#### [Task brief]
From the listing, collect all lines containing the word "Groupe".

#### [Extracted records]
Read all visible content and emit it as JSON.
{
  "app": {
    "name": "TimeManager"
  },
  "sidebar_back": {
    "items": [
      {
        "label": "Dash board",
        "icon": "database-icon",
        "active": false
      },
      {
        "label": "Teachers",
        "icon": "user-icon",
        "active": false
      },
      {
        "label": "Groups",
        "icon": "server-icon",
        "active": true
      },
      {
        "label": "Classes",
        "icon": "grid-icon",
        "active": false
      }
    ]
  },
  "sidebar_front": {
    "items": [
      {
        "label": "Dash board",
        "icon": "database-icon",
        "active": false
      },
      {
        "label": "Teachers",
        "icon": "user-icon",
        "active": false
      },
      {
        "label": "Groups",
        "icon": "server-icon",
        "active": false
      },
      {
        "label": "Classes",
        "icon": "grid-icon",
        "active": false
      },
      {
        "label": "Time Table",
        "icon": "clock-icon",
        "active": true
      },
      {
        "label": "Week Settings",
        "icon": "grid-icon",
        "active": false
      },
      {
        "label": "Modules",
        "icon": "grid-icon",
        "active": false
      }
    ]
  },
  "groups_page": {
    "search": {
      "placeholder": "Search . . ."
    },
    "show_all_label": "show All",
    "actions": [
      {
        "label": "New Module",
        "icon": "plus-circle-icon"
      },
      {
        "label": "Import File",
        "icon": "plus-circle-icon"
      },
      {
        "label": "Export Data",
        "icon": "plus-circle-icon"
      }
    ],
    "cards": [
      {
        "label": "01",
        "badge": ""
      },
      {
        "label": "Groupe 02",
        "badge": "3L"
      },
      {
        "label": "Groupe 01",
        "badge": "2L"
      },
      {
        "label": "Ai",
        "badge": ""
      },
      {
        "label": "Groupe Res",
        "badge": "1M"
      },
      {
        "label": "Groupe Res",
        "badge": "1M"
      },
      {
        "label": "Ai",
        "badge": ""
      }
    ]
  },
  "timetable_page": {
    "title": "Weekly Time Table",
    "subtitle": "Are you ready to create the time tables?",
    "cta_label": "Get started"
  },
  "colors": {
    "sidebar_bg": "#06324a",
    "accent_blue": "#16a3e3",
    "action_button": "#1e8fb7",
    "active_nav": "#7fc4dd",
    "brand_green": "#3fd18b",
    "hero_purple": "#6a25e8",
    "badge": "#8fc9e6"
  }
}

#### [Exercise response]
        "label": "Groupe 02",
        "label": "Groupe 01",
        "label": "Groupe Res",
        "label": "Groupe Res",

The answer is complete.